With 75,000 rider visits last summer, Whistler is one of North America’s leaders in resort mountain biking. Trails such as A-Line, with nonstop jumps and rolls, are the state of the art in trail design—mirroring the pace of a good mogul run. “Once you get the timing down, it’s like butter, says Eric Doyne, a 29-year-old Los Angeles resident who visited Whistler last summer. Doyne, zipping through five-foot-high banked corners and grabbing air in double-jump sections, calls it “the closest thing to mountain bike heaven I’ve experienced.

Looking to expand its terrain beyond the needs of expert riders, Whistler recently built more “trails that you could take your mom down, says pro rider Andrew Shandro, who runs camps at the resort. This summer, Whistler will open intermediate runs from the top of Peak Chair, from which riders can descend 5,000 feet. Beginners will head to the Blackcomb Learning Center, while the X crowd can hurtle down Freight Train and its 150 “hits.

“The goal is to have something for everyone, says Philip Duncan, mountain bike park designer for West Virginia’s Snowshoe Mountain. The resort sold nearly 9,000 lift tickets last summer, and expects to sell several hundred summer season passes this year. Snowshoe recently opened eight new freeride runs, plus an extreme downhill course with jumps every 20 to 30 yards. Developing mountain biking terrain is like building a golf course, Duncan says. “It gives people a reason to visit when there isn’t skiing.

This summer, Idaho’s new Tamarack Resort will open a lift to mountain bikers. An industry first, the resort designed its bike trail network before the ski runs were even built. Elsewhere, Keystone, Colo., has built freeride trails and expanded its cross-country network to satisfy everyone from “teenagers with body armor to moms aand dads who want to cruise, says senior executive Roger McCarthy. In New Jersey, Mountain Creek is establishing itself as a biking destination for the New York City region. California’s Mammoth Mountain has become a biking hub, and boasts trailside phones to call for a free flat repair.

Mortgage broker Dave Levy, 34, rides Mammoth’s bike park three to four days per week. Levy bikes to enjoy “rhythm and fluidity rather than pure speed. The advances in trail design and bicycle engineering have allowed Levy to “find my Zen.

As with skiing, technology is driving the revolution—and expansion—in mountain biking. Just as there are now powder skis, twin-tip skis and boards with an array of shapes, widths and sidecuts, mountain bikes have also evolved to enable riders to handle a wider range of terrain and—most significantly—improve faster. Suspension systems have become lighter and stronger, smoothing out teeth-chattering descents and opening up expert terrain to the previously intimidated. “Modern suspensions allow you to ride faster and safer, says Steve Westover, spokesman for the bike manufacturer Giant.

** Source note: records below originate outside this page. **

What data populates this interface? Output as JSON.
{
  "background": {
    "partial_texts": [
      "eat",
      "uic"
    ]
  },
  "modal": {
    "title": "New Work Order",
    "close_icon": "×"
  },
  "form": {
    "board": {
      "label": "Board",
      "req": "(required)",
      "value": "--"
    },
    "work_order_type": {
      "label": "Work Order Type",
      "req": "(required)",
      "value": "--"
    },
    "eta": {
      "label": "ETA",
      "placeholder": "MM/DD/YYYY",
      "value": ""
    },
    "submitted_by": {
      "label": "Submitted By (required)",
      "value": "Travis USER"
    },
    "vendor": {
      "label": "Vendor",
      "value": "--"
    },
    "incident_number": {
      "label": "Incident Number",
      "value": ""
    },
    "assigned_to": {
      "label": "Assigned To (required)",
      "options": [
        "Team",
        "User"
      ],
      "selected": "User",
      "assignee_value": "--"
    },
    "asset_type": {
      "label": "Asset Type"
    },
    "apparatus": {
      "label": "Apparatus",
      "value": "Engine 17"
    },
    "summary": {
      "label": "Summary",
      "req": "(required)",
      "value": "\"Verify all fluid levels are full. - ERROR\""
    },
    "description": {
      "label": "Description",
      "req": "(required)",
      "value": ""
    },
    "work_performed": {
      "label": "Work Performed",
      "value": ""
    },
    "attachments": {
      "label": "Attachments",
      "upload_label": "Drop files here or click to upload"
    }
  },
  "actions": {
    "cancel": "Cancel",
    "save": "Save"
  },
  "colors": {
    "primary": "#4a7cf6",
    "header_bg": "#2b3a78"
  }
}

Mountain biking is booming. Roughly 51 million people 16 and older mountain biked in 2003, and the number of “enthusiasts—those who ride 20 or more times per year—has more than doubled since the late 1980s. About 200 North American ski resorts promote mountain biking, and roughly half operate lifts.

“I’ve skied all my life, but mountain biking is my new love, Dixon says. “It’s a great gravity sport, like skiing. It’s a great way to stay fit, like skiing. To top it off, “mountain biking is a balance sport, she notes, “so it makes you a better skier.

Summer 2005